While, for a long time, Facebook’s data handling was an online joke, what truly caused it to be taken seriously was the Cambridge Analytica issue of 2018. The Scandal was revealed that Cambridge Analytica, a now-defunct British political Consulting firm, had been harvesting the personal data of millions of Facebook users without their consent and using it for political advertising purposes. The harvesting of personal data was first reported in 2015 for the Guardian by Harry Davies but Facebook did not comment on the matter and it wasn’t until an ex Cambridge analytical employee Christopher Wylie broke the story when it was confirmed that Facebook had indeed been selling user data to the highest bidder.
The moment was a historical one as it brought to light just how much power individuals were giving to social media companies and various firms and just how exploited they were. The backlash towards Facebook was immediate with $100 billion being lost in their share prices in a few days as well as Mark Zuckerberg having to testify in front of US Congress.
Now, it’s no longer deniable or ignorable and it affected more than just Facebook as most of the world finally had more reason to pay attention to how their data was being used.
Just a number of weeks ago, they banned a number of controversial figures such as Alex Jones from using their platform and are also planning to launch their highly-anticipated Facebook token sometime this year. However, the former move did spark some controversy about whether Facebook as a public company was infringing on freedom of expression rights, which only further added to the narrative that they had become a global entity that was unhinged and authoritarian in its practices.
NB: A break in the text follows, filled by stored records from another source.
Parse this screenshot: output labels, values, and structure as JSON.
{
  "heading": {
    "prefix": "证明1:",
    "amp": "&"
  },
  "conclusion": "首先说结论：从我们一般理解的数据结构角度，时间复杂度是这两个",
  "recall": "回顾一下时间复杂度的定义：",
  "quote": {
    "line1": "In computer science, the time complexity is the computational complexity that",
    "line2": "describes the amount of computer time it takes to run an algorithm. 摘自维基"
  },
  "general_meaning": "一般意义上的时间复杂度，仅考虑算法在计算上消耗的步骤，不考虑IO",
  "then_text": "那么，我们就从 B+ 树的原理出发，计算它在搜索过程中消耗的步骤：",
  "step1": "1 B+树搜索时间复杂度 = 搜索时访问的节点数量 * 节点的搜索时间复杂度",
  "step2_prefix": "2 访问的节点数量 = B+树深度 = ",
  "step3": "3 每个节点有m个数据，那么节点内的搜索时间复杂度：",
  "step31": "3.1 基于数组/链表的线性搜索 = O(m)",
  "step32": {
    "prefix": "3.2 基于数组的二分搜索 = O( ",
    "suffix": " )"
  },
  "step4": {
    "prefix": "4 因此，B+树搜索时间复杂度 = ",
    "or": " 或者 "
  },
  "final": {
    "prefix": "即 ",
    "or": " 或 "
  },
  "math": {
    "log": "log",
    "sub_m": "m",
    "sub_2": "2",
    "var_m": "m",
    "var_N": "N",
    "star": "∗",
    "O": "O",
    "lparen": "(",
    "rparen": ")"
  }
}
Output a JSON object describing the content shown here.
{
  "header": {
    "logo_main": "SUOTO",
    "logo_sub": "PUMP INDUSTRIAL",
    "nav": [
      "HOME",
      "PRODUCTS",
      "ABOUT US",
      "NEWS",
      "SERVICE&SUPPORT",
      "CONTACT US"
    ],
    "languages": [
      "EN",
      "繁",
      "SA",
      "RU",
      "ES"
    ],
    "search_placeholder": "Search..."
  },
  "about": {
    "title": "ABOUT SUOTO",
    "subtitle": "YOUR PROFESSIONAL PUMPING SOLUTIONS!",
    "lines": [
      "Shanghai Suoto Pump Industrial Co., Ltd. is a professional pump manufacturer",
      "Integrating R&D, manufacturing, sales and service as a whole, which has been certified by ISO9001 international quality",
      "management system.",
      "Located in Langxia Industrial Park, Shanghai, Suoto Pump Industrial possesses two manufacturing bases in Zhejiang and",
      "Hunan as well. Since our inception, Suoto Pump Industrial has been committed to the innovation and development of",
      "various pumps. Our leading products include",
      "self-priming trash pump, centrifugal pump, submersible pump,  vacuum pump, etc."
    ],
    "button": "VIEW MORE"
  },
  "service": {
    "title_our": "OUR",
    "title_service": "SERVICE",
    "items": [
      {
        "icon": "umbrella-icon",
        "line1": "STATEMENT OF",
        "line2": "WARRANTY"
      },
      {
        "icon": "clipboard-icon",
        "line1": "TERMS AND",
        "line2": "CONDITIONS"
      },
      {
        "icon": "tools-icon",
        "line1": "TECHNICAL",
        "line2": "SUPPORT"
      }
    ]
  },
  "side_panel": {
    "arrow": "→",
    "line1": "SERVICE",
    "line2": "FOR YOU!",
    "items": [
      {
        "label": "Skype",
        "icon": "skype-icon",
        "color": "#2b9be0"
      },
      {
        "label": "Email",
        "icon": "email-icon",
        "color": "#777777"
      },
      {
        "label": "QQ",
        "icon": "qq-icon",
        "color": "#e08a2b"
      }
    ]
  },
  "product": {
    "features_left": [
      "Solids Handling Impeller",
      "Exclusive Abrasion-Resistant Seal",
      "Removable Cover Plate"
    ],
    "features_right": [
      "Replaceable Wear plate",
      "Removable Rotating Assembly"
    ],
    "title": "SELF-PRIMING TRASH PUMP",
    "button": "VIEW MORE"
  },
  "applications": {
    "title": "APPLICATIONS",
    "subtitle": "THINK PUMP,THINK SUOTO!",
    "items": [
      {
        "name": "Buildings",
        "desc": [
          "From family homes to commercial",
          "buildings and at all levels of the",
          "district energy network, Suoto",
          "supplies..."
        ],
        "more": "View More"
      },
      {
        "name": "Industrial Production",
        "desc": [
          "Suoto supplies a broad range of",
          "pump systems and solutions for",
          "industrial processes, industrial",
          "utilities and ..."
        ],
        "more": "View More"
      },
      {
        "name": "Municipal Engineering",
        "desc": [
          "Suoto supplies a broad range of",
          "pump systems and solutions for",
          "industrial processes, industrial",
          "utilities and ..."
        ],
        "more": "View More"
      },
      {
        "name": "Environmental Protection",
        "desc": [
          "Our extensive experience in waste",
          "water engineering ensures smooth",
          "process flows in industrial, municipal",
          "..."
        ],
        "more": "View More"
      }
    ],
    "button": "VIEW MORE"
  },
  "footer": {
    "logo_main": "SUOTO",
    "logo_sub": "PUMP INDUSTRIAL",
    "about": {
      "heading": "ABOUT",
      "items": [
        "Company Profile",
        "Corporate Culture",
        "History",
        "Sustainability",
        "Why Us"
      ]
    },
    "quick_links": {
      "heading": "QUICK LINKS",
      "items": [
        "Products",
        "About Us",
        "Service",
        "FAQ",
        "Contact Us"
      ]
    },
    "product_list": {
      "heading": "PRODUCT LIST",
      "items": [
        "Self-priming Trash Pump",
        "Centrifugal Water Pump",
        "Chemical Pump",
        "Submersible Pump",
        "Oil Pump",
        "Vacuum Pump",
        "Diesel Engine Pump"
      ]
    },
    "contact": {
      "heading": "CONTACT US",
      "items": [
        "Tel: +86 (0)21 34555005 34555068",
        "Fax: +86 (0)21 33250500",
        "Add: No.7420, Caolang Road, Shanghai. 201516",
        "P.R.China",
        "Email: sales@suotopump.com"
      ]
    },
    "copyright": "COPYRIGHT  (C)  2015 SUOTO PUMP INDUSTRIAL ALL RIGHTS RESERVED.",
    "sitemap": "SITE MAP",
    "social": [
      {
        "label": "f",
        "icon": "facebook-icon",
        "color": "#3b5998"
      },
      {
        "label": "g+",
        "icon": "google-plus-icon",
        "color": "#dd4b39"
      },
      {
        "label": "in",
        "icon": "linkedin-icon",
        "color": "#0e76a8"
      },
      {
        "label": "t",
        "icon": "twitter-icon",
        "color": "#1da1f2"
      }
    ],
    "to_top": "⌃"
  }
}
The latter also brings into question whether Facebook should be going into cryptocurrency as the entire concept of crypto was to create decentralized financial systems that would not exploit the user. When there were rumors that Facebook had acquired privacy-centric browser Brave, Brendan Eich, the founder of Brave, was quick to deny and distanced himself from such talk.
— BlockedHouse (@BlockedHouse) March 29, 2019
Can Facebook be Redeemed?
At this point, it would take more than a few bans and a coin to shake off the reputation Facebook now has as a shady corporation. But then, one has to wonder if they even need to as figures from Zeporia show that Facebook monthly active users are up 8 percent in the last quarter compared to the fourth quarter of 2018. It seems that users have reverted to the old mentality in which they’re aware that they are likely been exploited by a corporation but aren’t willing to take the steps to break the Monopoly.
While many crypto users are against Facebook’s token becoming widely used, many will have no choice but to use the token as it might become the standard, especially considering that Facebook has over two billion users in its pocket.
At the same time, Facebook owns its flagship social media platform, as well as Instagram and WhatsApp, which are some of the most powerful and widely used social media platforms in existence. There isn’t much of an alternative to either of these and even if they were, it would be extremely difficult for users to make such a huge switch en masse. So far, it seems Facebook might not be hopping on the redemption train anytime soon and, more importantly, they might not need to.